Iris Murdoch has cast Pearson’s narrative into a complex blend of two voices, that of the erstwhile emotionless, self-righteous, sarcastic puritan, smugly insulated from human contact, and that of the infinitely wiser end product, who stands stripped of all hope and delusion, in full recognition of his shortcomings. While Murdoch signals to the attentive reader the times when Pearson should and should not be believed, her technique renders difficult a sharp focus on Pearson. It also conceals her own point of view and attitude toward him. Though his many self-deluding arguments hint at authorial expose, his often witty and profound monologues, chronicling the follies of the post-World War II upper-class London and passing judgment on it, also establish a sympathetic association between character and author. Murdoch’s affinity with Pearson increases as she leads him along the tortuous path from ignorance to knowledge, in the process exposing the fragility of his carefully nurtured cultural universe and from there focusing on the general vulnerability of anyone arrogant enough to believe that disaster can be kept at bay.
The book hints at mythic dimensions through the peripheral and mysterious figure of P. Loxias, seemingly a criminal who befriended Pearson in prison and in time became his confidant, mentor, manuscript editor, and publisher.

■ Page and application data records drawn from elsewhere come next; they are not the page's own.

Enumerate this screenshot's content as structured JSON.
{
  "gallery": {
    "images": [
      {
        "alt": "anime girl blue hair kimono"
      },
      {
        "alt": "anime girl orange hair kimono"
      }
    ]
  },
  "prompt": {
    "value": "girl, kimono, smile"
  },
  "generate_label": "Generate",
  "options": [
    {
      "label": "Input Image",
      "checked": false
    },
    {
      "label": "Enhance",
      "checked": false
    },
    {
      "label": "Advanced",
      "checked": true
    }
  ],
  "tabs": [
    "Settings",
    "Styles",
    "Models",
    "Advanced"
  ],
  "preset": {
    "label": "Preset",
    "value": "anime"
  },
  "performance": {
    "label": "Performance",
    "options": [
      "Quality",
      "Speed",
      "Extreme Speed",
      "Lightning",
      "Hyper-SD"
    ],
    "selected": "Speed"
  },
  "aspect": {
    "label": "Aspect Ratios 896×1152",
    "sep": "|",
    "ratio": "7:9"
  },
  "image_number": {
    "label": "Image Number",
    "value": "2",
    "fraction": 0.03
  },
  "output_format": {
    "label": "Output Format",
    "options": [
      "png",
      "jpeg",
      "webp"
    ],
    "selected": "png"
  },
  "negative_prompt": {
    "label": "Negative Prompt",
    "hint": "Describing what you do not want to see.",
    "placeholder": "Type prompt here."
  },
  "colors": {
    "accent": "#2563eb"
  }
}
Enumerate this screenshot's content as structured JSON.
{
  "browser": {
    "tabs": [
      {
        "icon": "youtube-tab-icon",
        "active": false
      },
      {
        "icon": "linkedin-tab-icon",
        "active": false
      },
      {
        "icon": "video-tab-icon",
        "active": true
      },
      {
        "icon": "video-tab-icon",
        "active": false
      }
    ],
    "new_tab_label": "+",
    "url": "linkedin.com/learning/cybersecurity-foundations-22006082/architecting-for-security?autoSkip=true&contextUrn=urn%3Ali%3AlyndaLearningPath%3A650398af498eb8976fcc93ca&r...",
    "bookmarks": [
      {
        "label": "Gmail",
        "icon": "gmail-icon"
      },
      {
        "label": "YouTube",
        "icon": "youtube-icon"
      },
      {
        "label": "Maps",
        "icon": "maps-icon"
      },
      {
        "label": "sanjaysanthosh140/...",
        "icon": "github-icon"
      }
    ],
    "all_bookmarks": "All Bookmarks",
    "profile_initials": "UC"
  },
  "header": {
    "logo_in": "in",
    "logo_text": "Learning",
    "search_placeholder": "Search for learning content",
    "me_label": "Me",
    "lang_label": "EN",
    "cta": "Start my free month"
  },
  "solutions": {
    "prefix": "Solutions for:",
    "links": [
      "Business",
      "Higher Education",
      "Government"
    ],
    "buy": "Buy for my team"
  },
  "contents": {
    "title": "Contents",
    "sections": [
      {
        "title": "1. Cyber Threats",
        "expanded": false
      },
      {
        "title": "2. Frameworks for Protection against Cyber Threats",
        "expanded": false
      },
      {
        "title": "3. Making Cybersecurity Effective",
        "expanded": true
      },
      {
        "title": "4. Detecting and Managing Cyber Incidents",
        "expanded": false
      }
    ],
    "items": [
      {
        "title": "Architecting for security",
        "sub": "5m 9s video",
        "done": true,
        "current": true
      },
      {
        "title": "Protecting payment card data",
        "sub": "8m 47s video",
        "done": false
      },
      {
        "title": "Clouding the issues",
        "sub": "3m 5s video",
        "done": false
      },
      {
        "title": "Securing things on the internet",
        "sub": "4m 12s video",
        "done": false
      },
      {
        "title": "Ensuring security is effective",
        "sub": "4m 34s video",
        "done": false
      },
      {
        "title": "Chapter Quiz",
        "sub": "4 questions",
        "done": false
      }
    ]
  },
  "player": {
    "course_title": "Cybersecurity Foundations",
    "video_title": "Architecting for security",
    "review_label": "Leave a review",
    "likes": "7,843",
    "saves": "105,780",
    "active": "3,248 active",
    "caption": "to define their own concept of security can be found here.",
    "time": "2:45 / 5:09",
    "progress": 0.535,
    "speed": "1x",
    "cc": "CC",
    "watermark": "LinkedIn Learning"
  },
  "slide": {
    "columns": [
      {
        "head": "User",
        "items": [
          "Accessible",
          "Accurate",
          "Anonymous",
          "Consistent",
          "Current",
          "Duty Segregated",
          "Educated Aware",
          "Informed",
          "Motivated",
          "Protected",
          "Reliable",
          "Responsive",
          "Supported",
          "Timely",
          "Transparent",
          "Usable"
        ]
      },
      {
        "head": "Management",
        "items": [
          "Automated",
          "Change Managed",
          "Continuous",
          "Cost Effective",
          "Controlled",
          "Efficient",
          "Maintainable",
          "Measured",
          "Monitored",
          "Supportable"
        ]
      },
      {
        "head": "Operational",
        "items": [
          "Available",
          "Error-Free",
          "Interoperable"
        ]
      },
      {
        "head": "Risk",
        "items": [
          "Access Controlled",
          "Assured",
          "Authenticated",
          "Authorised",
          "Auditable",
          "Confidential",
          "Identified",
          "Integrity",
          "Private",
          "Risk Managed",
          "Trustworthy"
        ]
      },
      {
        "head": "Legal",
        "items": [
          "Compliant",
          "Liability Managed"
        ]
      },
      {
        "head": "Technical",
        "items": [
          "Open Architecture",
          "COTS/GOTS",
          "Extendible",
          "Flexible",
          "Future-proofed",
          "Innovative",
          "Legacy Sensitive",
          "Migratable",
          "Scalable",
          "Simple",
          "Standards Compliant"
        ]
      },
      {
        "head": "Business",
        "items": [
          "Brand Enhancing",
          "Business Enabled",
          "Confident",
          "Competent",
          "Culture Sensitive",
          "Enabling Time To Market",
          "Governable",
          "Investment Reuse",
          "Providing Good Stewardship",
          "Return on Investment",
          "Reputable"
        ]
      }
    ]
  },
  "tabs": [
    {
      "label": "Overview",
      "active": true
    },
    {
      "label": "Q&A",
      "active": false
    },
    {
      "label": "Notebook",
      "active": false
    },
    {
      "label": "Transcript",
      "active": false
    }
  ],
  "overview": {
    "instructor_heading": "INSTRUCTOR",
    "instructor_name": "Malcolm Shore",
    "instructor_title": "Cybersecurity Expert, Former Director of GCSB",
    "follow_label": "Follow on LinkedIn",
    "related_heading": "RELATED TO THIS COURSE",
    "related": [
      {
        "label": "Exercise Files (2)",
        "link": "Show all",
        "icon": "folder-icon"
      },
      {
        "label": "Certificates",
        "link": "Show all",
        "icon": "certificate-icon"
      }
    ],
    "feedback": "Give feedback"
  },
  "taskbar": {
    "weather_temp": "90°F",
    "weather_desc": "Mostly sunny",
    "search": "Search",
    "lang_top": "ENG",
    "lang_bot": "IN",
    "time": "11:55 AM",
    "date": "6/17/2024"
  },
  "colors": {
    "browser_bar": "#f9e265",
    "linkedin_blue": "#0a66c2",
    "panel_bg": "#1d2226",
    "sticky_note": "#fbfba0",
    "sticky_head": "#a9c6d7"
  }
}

A reference to Aeschylus’ Agamemnon, in which Cassandra addresses Apollo as Loxias, suggests that Murdoch...
(The entire section is 539 words.)